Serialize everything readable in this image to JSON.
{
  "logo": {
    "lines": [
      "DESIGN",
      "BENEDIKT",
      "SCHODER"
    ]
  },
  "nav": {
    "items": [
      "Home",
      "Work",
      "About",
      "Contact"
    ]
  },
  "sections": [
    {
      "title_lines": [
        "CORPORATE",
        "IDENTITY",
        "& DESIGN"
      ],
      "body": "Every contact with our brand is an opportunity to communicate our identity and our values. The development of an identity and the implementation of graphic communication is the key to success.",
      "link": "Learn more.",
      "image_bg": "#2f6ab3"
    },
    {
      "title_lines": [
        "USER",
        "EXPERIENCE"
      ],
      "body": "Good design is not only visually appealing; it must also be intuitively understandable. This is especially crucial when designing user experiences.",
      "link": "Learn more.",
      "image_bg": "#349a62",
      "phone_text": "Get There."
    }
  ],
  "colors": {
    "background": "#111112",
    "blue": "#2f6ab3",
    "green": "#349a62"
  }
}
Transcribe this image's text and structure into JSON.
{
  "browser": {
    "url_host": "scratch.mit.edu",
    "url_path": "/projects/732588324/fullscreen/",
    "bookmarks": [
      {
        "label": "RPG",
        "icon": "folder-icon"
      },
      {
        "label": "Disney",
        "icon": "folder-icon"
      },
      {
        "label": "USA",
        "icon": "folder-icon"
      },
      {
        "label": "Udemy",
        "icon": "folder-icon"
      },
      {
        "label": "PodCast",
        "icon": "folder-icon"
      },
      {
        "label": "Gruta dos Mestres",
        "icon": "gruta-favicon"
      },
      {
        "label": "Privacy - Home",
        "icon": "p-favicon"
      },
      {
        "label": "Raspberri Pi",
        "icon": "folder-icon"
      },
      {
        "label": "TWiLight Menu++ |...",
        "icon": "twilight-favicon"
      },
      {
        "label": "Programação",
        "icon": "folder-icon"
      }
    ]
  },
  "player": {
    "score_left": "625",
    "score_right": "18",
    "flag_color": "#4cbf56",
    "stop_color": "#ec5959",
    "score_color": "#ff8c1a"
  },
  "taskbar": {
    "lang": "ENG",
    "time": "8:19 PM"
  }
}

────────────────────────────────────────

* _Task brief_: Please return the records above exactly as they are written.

* _Solution_:
Serialize everything readable in this image to JSON.
{
  "logo": {
    "lines": [
      "DESIGN",
      "BENEDIKT",
      "SCHODER"
    ]
  },
  "nav": {
    "items": [
      "Home",
      "Work",
      "About",
      "Contact"
    ]
  },
  "sections": [
    {
      "title_lines": [
        "CORPORATE",
        "IDENTITY",
        "& DESIGN"
      ],
      "body": "Every contact with our brand is an opportunity to communicate our identity and our values. The development of an identity and the implementation of graphic communication is the key to success.",
      "link": "Learn more.",
      "image_bg": "#2f6ab3"
    },
    {
      "title_lines": [
        "USER",
        "EXPERIENCE"
      ],
      "body": "Good design is not only visually appealing; it must also be intuitively understandable. This is especially crucial when designing user experiences.",
      "link": "Learn more.",
      "image_bg": "#349a62",
      "phone_text": "Get There."
    }
  ],
  "colors": {
    "background": "#111112",
    "blue": "#2f6ab3",
    "green": "#349a62"
  }
}
Transcribe this image's text and structure into JSON.
{
  "browser": {
    "url_host": "scratch.mit.edu",
    "url_path": "/projects/732588324/fullscreen/",
    "bookmarks": [
      {
        "label": "RPG",
        "icon": "folder-icon"
      },
      {
        "label": "Disney",
        "icon": "folder-icon"
      },
      {
        "label": "USA",
        "icon": "folder-icon"
      },
      {
        "label": "Udemy",
        "icon": "folder-icon"
      },
      {
        "label": "PodCast",
        "icon": "folder-icon"
      },
      {
        "label": "Gruta dos Mestres",
        "icon": "gruta-favicon"
      },
      {
        "label": "Privacy - Home",
        "icon": "p-favicon"
      },
      {
        "label": "Raspberri Pi",
        "icon": "folder-icon"
      },
      {
        "label": "TWiLight Menu++ |...",
        "icon": "twilight-favicon"
      },
      {
        "label": "Programação",
        "icon": "folder-icon"
      }
    ]
  },
  "player": {
    "score_left": "625",
    "score_right": "18",
    "flag_color": "#4cbf56",
    "stop_color": "#ec5959",
    "score_color": "#ff8c1a"
  },
  "taskbar": {
    "lang": "ENG",
    "time": "8:19 PM"
  }
}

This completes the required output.